The people with whom the pregnant woman surrounds herself make a big difference in how healthy, physically and emotionally, the woman will be during pregnancy. The following are important questions to ask:
- Is the pregnant woman’s home a safe place?
- Does she have emotional support?
- Is she more concerned with the anxieties and fears of her mother, her sister, her husband, her friend, than her own?
- Is the pregnant woman able to decide how and where she wants to birth based solely on her needs and wants?
- Is her maternity care provider supportive of her wishes?
- Can she ask questions without fear of belittlement or of her fears being minimized?
- Does she have access to healthy food and clean water?
A healthy pregnancy hinges on physical elements such as a safe place to live, the opportunity to exercise, access to healthy food and clean water, and good prenatal care, but it also hinges on emotional health, and support is central to a pregnant woman’s emotional health. Support often means more listening than talking, and support means something different for every woman. And, ultimately, after pregnancy, the birth is most about the woman and her baby, not the people who surround her. Sometimes the best support is the most minimal support, support that allows the woman to decide how she wants to birth and who she wants to support her during the birth.
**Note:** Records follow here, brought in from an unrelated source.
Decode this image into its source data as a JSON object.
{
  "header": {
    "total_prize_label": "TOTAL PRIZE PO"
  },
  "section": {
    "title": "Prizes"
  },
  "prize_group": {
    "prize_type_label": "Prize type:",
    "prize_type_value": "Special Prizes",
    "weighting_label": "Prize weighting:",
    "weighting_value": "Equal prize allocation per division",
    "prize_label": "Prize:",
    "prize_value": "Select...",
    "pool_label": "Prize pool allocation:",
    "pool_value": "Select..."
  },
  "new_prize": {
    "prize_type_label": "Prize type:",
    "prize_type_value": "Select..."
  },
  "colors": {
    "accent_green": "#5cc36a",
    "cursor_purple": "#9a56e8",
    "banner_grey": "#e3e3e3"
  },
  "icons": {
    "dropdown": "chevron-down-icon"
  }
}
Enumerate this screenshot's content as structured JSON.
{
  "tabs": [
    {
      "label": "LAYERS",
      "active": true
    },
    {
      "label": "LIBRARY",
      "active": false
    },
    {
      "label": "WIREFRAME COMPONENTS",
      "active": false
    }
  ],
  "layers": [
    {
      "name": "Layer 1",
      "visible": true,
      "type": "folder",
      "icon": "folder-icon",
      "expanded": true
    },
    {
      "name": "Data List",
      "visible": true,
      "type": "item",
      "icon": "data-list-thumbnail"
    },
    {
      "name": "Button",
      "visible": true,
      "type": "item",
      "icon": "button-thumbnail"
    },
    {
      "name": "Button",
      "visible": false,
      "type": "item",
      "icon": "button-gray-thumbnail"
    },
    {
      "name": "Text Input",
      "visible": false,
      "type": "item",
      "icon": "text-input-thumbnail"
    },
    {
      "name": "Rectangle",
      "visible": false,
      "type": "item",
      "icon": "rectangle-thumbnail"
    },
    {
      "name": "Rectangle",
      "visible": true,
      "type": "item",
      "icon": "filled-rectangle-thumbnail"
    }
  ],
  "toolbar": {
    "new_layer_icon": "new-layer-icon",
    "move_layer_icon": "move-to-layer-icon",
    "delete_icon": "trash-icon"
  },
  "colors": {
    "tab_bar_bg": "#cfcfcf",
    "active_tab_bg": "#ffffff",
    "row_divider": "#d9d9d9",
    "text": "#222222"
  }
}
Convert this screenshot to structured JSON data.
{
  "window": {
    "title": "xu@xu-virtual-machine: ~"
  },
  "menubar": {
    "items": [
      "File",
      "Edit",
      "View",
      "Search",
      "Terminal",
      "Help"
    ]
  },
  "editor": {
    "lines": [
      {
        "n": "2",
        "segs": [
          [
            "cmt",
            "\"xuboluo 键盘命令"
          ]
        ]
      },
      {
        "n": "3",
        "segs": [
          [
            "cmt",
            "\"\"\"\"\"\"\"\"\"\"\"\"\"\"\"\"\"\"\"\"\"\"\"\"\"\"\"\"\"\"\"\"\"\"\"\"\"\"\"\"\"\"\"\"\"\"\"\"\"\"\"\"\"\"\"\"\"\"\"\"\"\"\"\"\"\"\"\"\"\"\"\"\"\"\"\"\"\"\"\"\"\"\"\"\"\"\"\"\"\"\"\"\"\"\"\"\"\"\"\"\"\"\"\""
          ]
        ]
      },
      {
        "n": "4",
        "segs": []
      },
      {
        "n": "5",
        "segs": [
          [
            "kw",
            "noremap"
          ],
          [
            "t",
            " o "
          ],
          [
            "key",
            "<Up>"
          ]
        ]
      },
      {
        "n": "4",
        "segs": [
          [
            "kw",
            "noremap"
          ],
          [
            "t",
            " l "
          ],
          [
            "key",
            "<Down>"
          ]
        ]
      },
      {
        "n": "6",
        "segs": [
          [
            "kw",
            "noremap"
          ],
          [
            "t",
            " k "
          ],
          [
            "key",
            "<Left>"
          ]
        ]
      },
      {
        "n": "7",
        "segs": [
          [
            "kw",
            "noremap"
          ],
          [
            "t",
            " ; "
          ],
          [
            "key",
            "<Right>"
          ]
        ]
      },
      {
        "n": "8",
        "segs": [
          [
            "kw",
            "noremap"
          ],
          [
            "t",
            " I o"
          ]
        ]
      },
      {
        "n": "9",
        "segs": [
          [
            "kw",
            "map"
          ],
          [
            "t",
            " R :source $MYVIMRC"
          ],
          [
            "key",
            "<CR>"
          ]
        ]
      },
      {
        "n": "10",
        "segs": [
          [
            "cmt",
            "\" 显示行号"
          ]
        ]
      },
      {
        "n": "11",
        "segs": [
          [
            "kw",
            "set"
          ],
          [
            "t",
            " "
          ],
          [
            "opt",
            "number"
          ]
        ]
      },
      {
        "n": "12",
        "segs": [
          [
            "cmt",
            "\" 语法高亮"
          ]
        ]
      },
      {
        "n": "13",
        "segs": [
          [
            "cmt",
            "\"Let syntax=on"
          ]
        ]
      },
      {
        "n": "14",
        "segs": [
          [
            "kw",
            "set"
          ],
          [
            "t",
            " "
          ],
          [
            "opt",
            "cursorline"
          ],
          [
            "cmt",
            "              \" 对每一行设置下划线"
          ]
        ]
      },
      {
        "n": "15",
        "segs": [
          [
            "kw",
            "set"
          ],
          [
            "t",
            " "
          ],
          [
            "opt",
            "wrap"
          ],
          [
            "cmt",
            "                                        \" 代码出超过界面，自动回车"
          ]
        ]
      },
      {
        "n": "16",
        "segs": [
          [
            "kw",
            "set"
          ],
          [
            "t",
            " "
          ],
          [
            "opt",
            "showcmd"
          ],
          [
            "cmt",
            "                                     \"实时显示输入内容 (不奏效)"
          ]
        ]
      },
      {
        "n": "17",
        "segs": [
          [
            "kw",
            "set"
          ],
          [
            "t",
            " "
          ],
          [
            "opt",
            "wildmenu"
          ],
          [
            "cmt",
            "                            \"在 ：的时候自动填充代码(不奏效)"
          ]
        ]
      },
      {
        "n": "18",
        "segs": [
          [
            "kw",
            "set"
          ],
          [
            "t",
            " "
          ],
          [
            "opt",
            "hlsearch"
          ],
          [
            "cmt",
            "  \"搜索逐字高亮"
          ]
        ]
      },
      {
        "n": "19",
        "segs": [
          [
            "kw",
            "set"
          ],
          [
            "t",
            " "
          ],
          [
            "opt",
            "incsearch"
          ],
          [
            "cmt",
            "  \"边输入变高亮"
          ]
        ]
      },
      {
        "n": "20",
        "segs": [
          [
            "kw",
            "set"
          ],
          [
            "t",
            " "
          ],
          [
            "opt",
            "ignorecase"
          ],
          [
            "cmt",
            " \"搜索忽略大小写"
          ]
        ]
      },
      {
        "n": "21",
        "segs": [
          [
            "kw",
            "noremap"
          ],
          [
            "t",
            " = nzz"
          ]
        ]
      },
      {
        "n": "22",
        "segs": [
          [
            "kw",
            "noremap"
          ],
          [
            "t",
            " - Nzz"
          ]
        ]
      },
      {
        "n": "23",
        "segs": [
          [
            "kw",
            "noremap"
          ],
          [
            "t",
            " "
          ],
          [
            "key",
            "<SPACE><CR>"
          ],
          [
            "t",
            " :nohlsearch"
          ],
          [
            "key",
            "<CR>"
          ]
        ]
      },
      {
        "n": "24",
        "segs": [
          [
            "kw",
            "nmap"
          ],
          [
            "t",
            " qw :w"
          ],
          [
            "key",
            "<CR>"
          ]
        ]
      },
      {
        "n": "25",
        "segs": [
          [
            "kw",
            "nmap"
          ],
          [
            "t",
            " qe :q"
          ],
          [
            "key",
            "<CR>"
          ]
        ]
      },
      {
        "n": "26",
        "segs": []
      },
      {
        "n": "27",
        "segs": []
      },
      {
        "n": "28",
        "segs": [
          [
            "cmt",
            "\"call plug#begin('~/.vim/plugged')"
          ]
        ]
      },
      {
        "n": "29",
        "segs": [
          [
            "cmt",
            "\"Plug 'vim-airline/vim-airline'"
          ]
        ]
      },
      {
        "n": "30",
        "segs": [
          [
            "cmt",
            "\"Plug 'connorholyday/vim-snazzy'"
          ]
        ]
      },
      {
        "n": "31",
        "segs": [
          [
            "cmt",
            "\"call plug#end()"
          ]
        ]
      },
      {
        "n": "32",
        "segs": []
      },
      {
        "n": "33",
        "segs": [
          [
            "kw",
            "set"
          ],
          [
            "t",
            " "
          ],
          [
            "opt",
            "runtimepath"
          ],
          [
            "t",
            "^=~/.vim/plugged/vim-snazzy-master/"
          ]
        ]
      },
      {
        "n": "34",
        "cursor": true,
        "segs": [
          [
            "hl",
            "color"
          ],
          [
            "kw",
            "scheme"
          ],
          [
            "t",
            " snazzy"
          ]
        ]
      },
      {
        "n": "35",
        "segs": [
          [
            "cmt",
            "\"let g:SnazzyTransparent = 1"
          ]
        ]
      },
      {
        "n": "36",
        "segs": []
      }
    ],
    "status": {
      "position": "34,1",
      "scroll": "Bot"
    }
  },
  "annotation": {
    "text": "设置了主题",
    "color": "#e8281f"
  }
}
Getting healthy during pregnancy will mean something different for each woman. For instance, a woman who struggles with alcohol and drugs may need to first focus on addiction recovery. After she is clean and sober, she can move on to good prenatal care and nutrition, as well as creating a circle of support that is healthy and best for her and the baby. For a woman who doesn’t have good nutritional habits, getting healthy may mean focusing solely on nutrition and exercise. And for a woman who lives in an unsafe home, getting to safety may be the first step toward a healthy pregnancy.
Focusing on the main tenets of a healthy pregnancy will help a woman get healthy and stay healthy throughout pregnancy, with great benefits to both mother and baby.